Strong evidence suggests that the American public likes telephone triage and that it is clinically safe. But does it reduce use of health services? The American lessons are important for the NHS. Utilisation has only been reduced significantly when nurses have the support of expert software to guide them through the interview with the patient. The leading methodology uses binary branch-chain logic algorithms to take the answer from each question to determine the next question. If only assisted by protocols or guidelines (manual or computerised), nurses tend to err on the side of safety and over-prescribe visits to the doctor or emergency room. GP co-operatives using telephone triage without expert software have found similar results.
If it can be shown that telephone triage by nurses using expert software can work as well in the UK as it does in the US, the possibilities are exciting. It would be feasible to provide for a defined population one telephone number, which could be contacted by anybody with a pressing health problem. During this call, triage would be carried out and appropriate action initiated which could include a GP visit, sending an ambulance, advice about attending a healthcare facility, or home-care advice. This would mean integrating a number of the current rather haphazard arrangements, and would incorporate GP co-operatives, ambulance services and emergency departments.
Telephone triage could be one of those rare innovations from which patients, professionals and managers all benefit. Patients would have just one number to ring for expert advice. Arrangements for those with urgent needs would be quickly made and unnecessary delays in starting treatment avoided. Doctors would see more patients who actually needed their assistance, while triage offers exciting opportunities for nurses to practise their skills. Reducing inappropriate patient contacts should cut costs and gladden hard-pressed managers.
But three major factors have to be overcome: the British expect to contact or call out a doctor when they have a health problem. They are beginning to accept that doctors are not the sole source of health advice, but a major publicity campaign to change attitudes will be needed. Initial experience with nurse triage in GP co-operatives is hopeful, with audit showing high levels of patient satisfaction.

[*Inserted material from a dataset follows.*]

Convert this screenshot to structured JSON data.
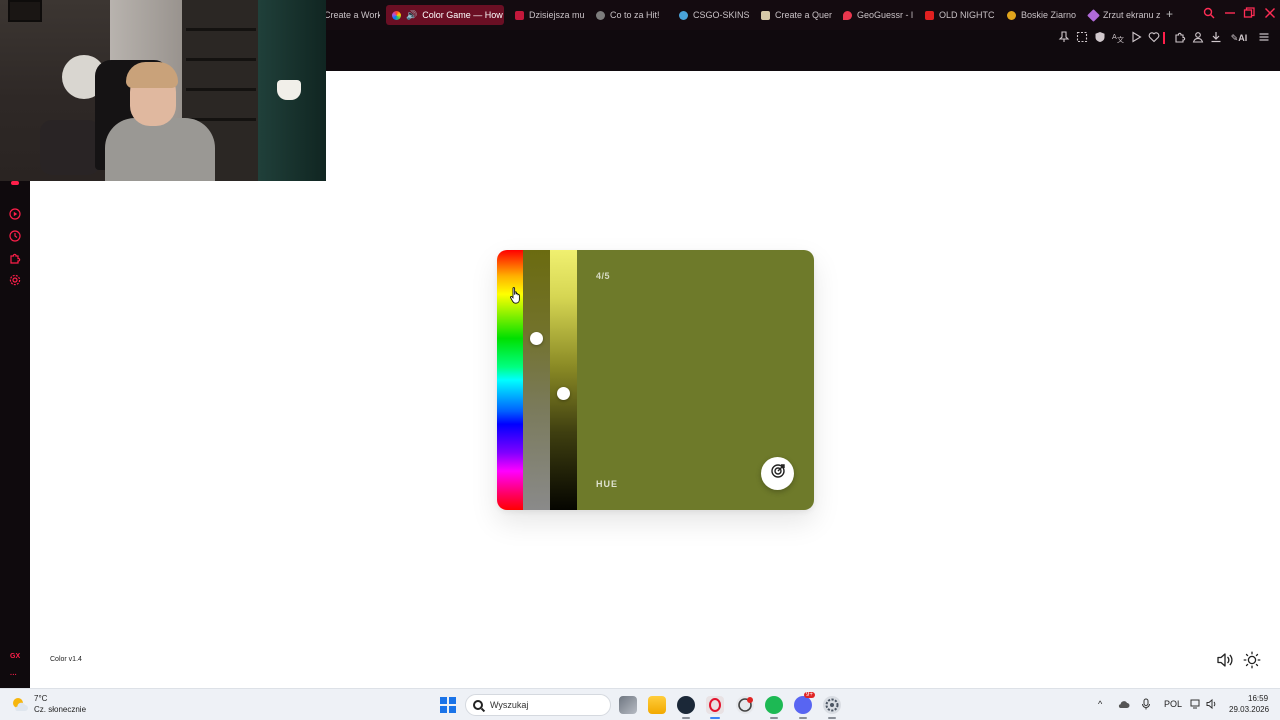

Organisations currently running separate triage systems - and indeed expanding them, as are GP co-operatives and ambulance services piloting the 888 call scheme - will need to change. Health authorities will have a major role in persuading them to share a nurse triage system.
Crucial to success will be the level of investment in the chosen system. Key aspects of the American systems are training and monitoring of nurses, computerised databases and symptom-based algorithms, and a continuous quality improvement system. Nurses must undergo comprehensive initial training, with arrangements for continuing education. The expert software should cover all diagnostic possibilities, and be able to sort patients into categories by level of care required and urgency. Quality improvement should involve external and internal professionals so that systems are regularly reviewed and updated.
The most successful American triage systems not only manage to achieve high satisfaction ratings but do so while exercising the highest levels of utilisation management. With adequate investment, collaboration between NHS agencies, and the support of the public, telephone triage could bring the NHS real benefits.
Dr Alastair Mason is a freelance consultant and a former regional public health director.
'Telephone triage could be one of those rare innovations from which patients, professionals and managers all benefit... Reducing inappropriate patient contacts should cut costs and gladden hard-pressed managers... but a major campaign to change patient attitudes will be needed'